Stored data section start

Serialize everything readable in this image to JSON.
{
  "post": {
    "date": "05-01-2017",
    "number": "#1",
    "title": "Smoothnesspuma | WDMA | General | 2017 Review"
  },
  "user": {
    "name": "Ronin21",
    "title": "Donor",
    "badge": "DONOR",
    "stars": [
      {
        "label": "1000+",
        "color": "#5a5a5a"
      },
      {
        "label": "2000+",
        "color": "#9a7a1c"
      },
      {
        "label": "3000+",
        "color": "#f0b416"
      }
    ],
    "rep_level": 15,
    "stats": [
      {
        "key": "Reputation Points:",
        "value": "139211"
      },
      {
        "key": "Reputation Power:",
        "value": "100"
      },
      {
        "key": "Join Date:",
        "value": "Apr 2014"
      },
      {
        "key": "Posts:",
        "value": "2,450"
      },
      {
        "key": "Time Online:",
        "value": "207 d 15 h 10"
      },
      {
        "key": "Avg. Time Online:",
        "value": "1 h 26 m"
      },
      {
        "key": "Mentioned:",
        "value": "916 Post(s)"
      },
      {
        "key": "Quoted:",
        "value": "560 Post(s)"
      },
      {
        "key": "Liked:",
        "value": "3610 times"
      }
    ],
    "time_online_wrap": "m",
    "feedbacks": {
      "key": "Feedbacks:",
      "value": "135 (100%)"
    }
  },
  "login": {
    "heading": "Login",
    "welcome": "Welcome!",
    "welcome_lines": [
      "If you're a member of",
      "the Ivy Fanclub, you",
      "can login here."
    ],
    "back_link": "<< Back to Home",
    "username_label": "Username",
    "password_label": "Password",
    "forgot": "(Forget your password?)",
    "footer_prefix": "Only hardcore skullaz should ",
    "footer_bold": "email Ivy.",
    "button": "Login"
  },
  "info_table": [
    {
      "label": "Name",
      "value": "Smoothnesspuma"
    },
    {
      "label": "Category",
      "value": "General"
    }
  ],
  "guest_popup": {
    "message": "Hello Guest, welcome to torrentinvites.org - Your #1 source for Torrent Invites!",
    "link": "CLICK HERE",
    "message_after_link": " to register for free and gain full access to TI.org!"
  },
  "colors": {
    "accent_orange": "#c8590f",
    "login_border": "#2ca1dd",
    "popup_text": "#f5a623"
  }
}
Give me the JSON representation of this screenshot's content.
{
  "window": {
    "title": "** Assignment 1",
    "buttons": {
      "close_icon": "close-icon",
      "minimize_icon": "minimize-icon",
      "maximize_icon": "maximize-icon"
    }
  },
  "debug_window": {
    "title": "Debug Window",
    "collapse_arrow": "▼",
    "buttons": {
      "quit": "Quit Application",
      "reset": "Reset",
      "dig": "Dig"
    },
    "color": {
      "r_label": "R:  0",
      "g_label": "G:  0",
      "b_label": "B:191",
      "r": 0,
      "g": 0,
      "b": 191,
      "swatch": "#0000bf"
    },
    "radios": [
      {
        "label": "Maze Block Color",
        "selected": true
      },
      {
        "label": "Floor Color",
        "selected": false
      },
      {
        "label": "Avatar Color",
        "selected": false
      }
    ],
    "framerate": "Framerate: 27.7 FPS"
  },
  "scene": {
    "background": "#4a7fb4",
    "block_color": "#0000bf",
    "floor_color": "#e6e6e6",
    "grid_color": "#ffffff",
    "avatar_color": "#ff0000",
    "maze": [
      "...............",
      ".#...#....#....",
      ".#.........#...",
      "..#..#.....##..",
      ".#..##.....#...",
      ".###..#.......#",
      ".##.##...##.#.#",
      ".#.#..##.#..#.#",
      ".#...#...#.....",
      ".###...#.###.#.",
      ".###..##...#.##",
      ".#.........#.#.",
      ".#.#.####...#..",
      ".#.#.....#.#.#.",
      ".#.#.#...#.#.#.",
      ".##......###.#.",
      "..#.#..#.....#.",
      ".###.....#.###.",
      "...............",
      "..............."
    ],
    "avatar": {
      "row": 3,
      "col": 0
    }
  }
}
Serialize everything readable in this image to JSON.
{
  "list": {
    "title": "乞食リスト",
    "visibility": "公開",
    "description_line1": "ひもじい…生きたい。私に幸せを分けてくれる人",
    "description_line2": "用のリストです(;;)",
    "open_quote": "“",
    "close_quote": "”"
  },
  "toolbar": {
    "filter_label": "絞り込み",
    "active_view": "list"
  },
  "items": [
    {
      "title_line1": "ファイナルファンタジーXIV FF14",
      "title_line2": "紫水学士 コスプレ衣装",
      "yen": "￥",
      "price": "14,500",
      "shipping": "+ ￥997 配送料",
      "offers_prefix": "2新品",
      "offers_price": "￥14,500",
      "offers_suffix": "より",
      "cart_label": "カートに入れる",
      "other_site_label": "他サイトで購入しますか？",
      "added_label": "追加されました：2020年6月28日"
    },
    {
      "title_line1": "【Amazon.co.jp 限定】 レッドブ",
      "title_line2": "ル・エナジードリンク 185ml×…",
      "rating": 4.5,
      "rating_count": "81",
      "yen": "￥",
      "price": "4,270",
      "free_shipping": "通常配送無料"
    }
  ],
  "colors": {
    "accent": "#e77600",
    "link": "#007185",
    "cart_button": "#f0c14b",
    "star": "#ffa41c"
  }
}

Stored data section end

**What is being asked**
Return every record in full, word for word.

**Written solution**
Serialize everything readable in this image to JSON.
{
  "post": {
    "date": "05-01-2017",
    "number": "#1",
    "title": "Smoothnesspuma | WDMA | General | 2017 Review"
  },
  "user": {
    "name": "Ronin21",
    "title": "Donor",
    "badge": "DONOR",
    "stars": [
      {
        "label": "1000+",
        "color": "#5a5a5a"
      },
      {
        "label": "2000+",
        "color": "#9a7a1c"
      },
      {
        "label": "3000+",
        "color": "#f0b416"
      }
    ],
    "rep_level": 15,
    "stats": [
      {
        "key": "Reputation Points:",
        "value": "139211"
      },
      {
        "key": "Reputation Power:",
        "value": "100"
      },
      {
        "key": "Join Date:",
        "value": "Apr 2014"
      },
      {
        "key": "Posts:",
        "value": "2,450"
      },
      {
        "key": "Time Online:",
        "value": "207 d 15 h 10"
      },
      {
        "key": "Avg. Time Online:",
        "value": "1 h 26 m"
      },
      {
        "key": "Mentioned:",
        "value": "916 Post(s)"
      },
      {
        "key": "Quoted:",
        "value": "560 Post(s)"
      },
      {
        "key": "Liked:",
        "value": "3610 times"
      }
    ],
    "time_online_wrap": "m",
    "feedbacks": {
      "key": "Feedbacks:",
      "value": "135 (100%)"
    }
  },
  "login": {
    "heading": "Login",
    "welcome": "Welcome!",
    "welcome_lines": [
      "If you're a member of",
      "the Ivy Fanclub, you",
      "can login here."
    ],
    "back_link": "<< Back to Home",
    "username_label": "Username",
    "password_label": "Password",
    "forgot": "(Forget your password?)",
    "footer_prefix": "Only hardcore skullaz should ",
    "footer_bold": "email Ivy.",
    "button": "Login"
  },
  "info_table": [
    {
      "label": "Name",
      "value": "Smoothnesspuma"
    },
    {
      "label": "Category",
      "value": "General"
    }
  ],
  "guest_popup": {
    "message": "Hello Guest, welcome to torrentinvites.org - Your #1 source for Torrent Invites!",
    "link": "CLICK HERE",
    "message_after_link": " to register for free and gain full access to TI.org!"
  },
  "colors": {
    "accent_orange": "#c8590f",
    "login_border": "#2ca1dd",
    "popup_text": "#f5a623"
  }
}
Give me the JSON representation of this screenshot's content.
{
  "window": {
    "title": "** Assignment 1",
    "buttons": {
      "close_icon": "close-icon",
      "minimize_icon": "minimize-icon",
      "maximize_icon": "maximize-icon"
    }
  },
  "debug_window": {
    "title": "Debug Window",
    "collapse_arrow": "▼",
    "buttons": {
      "quit": "Quit Application",
      "reset": "Reset",
      "dig": "Dig"
    },
    "color": {
      "r_label": "R:  0",
      "g_label": "G:  0",
      "b_label": "B:191",
      "r": 0,
      "g": 0,
      "b": 191,
      "swatch": "#0000bf"
    },
    "radios": [
      {
        "label": "Maze Block Color",
        "selected": true
      },
      {
        "label": "Floor Color",
        "selected": false
      },
      {
        "label": "Avatar Color",
        "selected": false
      }
    ],
    "framerate": "Framerate: 27.7 FPS"
  },
  "scene": {
    "background": "#4a7fb4",
    "block_color": "#0000bf",
    "floor_color": "#e6e6e6",
    "grid_color": "#ffffff",
    "avatar_color": "#ff0000",
    "maze": [
      "...............",
      ".#...#....#....",
      ".#.........#...",
      "..#..#.....##..",
      ".#..##.....#...",
      ".###..#.......#",
      ".##.##...##.#.#",
      ".#.#..##.#..#.#",
      ".#...#...#.....",
      ".###...#.###.#.",
      ".###..##...#.##",
      ".#.........#.#.",
      ".#.#.####...#..",
      ".#.#.....#.#.#.",
      ".#.#.#...#.#.#.",
      ".##......###.#.",
      "..#.#..#.....#.",
      ".###.....#.###.",
      "...............",
      "..............."
    ],
    "avatar": {
      "row": 3,
      "col": 0
    }
  }
}
Serialize everything readable in this image to JSON.
{
  "list": {
    "title": "乞食リスト",
    "visibility": "公開",
    "description_line1": "ひもじい…生きたい。私に幸せを分けてくれる人",
    "description_line2": "用のリストです(;;)",
    "open_quote": "“",
    "close_quote": "”"
  },
  "toolbar": {
    "filter_label": "絞り込み",
    "active_view": "list"
  },
  "items": [
    {
      "title_line1": "ファイナルファンタジーXIV FF14",
      "title_line2": "紫水学士 コスプレ衣装",
      "yen": "￥",
      "price": "14,500",
      "shipping": "+ ￥997 配送料",
      "offers_prefix": "2新品",
      "offers_price": "￥14,500",
      "offers_suffix": "より",
      "cart_label": "カートに入れる",
      "other_site_label": "他サイトで購入しますか？",
      "added_label": "追加されました：2020年6月28日"
    },
    {
      "title_line1": "【Amazon.co.jp 限定】 レッドブ",
      "title_line2": "ル・エナジードリンク 185ml×…",
      "rating": 4.5,
      "rating_count": "81",
      "yen": "￥",
      "price": "4,270",
      "free_shipping": "通常配送無料"
    }
  ],
  "colors": {
    "accent": "#e77600",
    "link": "#007185",
    "cart_button": "#f0c14b",
    "star": "#ffa41c"
  }
}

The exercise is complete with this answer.